1. At the Monetary Policy Meeting held today, the Policy Board of the Bank of Japan decided, by a unanimous vote, to set the following guideline for money market operations for the intermeeting period:
The Bank of Japan will encourage the uncollateralized overnight call rate to remain at around 0 to 0.1 percent.
2. Since the Great East Japan Earthquake occurred, the Bank, with a view to ensuring stability in financial markets, has been providing ample funds sufficient to meet demand in the markets. It further strengthened monetary easing by increasing the amount of the Asset
Purchase Program, mainly of the purchases of risk assets, by about 5 trillion yen.
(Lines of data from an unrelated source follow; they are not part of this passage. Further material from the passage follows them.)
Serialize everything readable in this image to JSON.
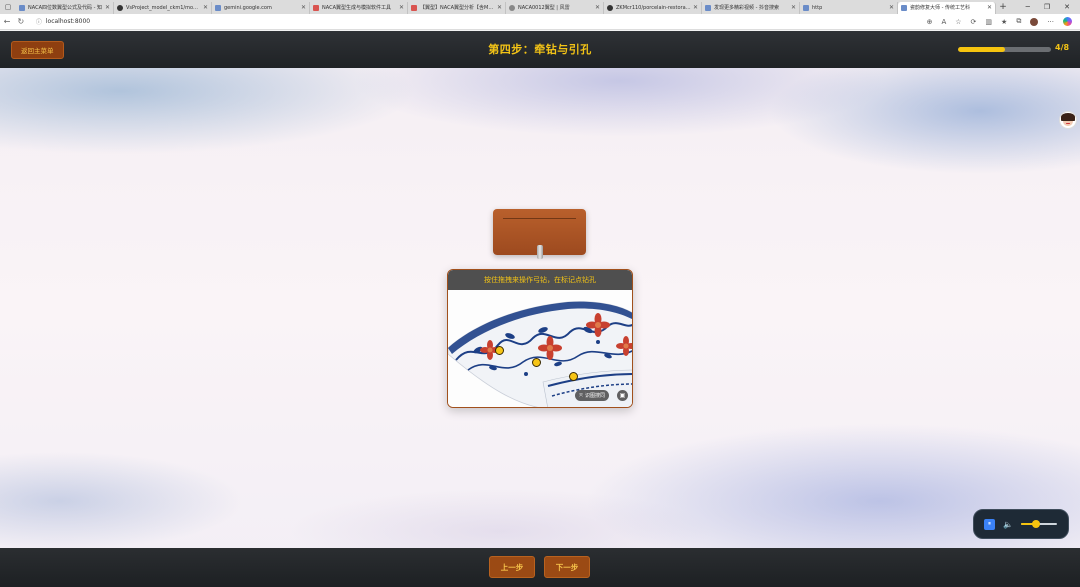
{
  "browser": {
    "tabs": [
      {
        "title": "NACA四位数翼型公式及代码 - 知",
        "favicon": "doc"
      },
      {
        "title": "VsProject_model_ckm1/model...",
        "favicon": "github"
      },
      {
        "title": "gemini.google.com",
        "favicon": "web"
      },
      {
        "title": "NACA翼型生成与模拟软件工具",
        "favicon": "red"
      },
      {
        "title": "【翼型】NACA翼型分析【含Ma...",
        "favicon": "red"
      },
      {
        "title": "NACA0012翼型 | 风雷",
        "favicon": "gray"
      },
      {
        "title": "ZKMcr110/porcelain-restoratio",
        "favicon": "github"
      },
      {
        "title": "发现更多精彩视频 - 抖音搜索",
        "favicon": "doc"
      },
      {
        "title": "http",
        "favicon": "web"
      },
      {
        "title": "瓷韵修复大师 - 传统工艺科",
        "favicon": "audio",
        "active": true
      }
    ],
    "new_tab_label": "+",
    "url": "localhost:8000"
  },
  "header": {
    "back_label": "返回主菜单",
    "step_title": "第四步：牵钻与引孔",
    "progress_text": "4/8",
    "progress_fraction": 0.5
  },
  "workspace": {
    "hint": "按住拖拽来操作弓钻，在标记点钻孔",
    "image_search_label": "识图搜同",
    "markers_count": 3
  },
  "footer": {
    "prev_label": "上一步",
    "next_label": "下一步"
  },
  "music": {
    "pause_glyph": "⏸",
    "volume_glyph": "🔈",
    "volume_fraction": 0.42
  },
  "colors": {
    "accent_gold": "#f3c316",
    "button_brown": "#9b4a14",
    "bar_dark": "#2a2d30"
  }
}
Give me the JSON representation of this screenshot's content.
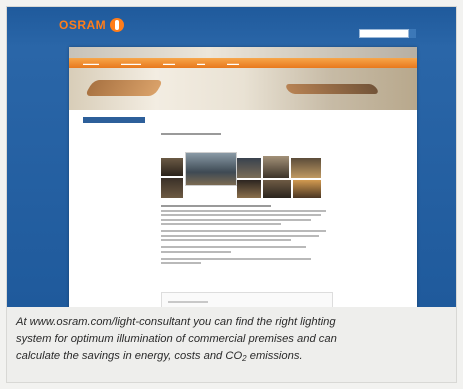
{
  "site": {
    "logo_text": "OSRAM",
    "brand_color": "#ff7d1a",
    "header_color": "#1f5a9c",
    "nav_color": "#e8791e"
  },
  "caption": {
    "line1": "At www.osram.com/light-consultant you can find the right lighting",
    "line2": "system for optimum illumination of commercial premises and can",
    "line3_pre": "calculate the savings in energy, costs and CO",
    "line3_sub": "2",
    "line3_post": " emissions."
  }
}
In addition to such measures, at today's meeting, the Bank judged it necessary to introduce a funds-supplying operation that provides financial institutions in disaster areas with longer-term funds in order to support their initial response efforts to meet the future demand for funds for restoration and rebuilding. The Bank accordingly compiled a preliminary framework for the operation as in the Attachment. It also judged it appropriate to broaden the range of eligible collateral for money market operations with a view to securing sufficient financing capacity of financial institutions in disaster areas. The Chairman instructed the staff to examine the specifics of these two measures and report back at the next Monetary
3. Japan's economy is under strong downward pressure, mainly on the production side, due to the effects of the earthquake disaster. Specifically, the earthquake has sharply dampened production in some areas by damaging production facilities, disrupting the supply chain, and constraining electric power supply; exports and domestic private demand have been affected accordingly. The year-on-year rate of decline in the CPI (excluding fresh food) has continued to slow. As for financial developments since the earthquake, the financial intermediation function has been maintained and smooth fund settlement has also been secured. Financial markets have been stable as a whole. Meanwhile, financial conditions have generally continued to ease, while weakness has been observed in the financial positions of some firms, mainly small ones, since the earthquake.
4. According to the Bank's baseline scenario, Japan's economy is likely to remain under strong downward pressure, mainly on the production side, for the time being, but is expected to return to a moderate recovery path -- as supply-side constraints are mitigated and production regains traction -- backed by an increase in exports reflecting the improvement in overseas economic conditions and by a rise in demand for restoring capital stock. The year-on-year rate of change in the CPI is expected to become slightly positive in the near future.
5. In the area of economic activity, there are some upside risks such as faster growth in emerging and commodity-exporting economies due to robust domestic demand and capital inflows from overseas. However, there are downside risks associated with developments in
global financial markets and uncertainties, albeit reduced, about the outlook for the U.S. and European economies. Moreover, there is high uncertainty about the possible effects of the earthquake disaster on Japan's economy. Meanwhile, as for the rise in international commodity prices, the high growth in emerging and commodity-exporting economies that lies behind the price rise would lead to an increase in Japan's exports, while a decline in real purchasing power reflecting deterioration in the terms of trade could reduce private domestic demand in Japan. Regarding the outlook for prices, there is a possibility that inflation will rise more than expected if international commodity prices increase further, while there is also a risk that the rate of inflation will deviate downward from the Bank's baseline sc...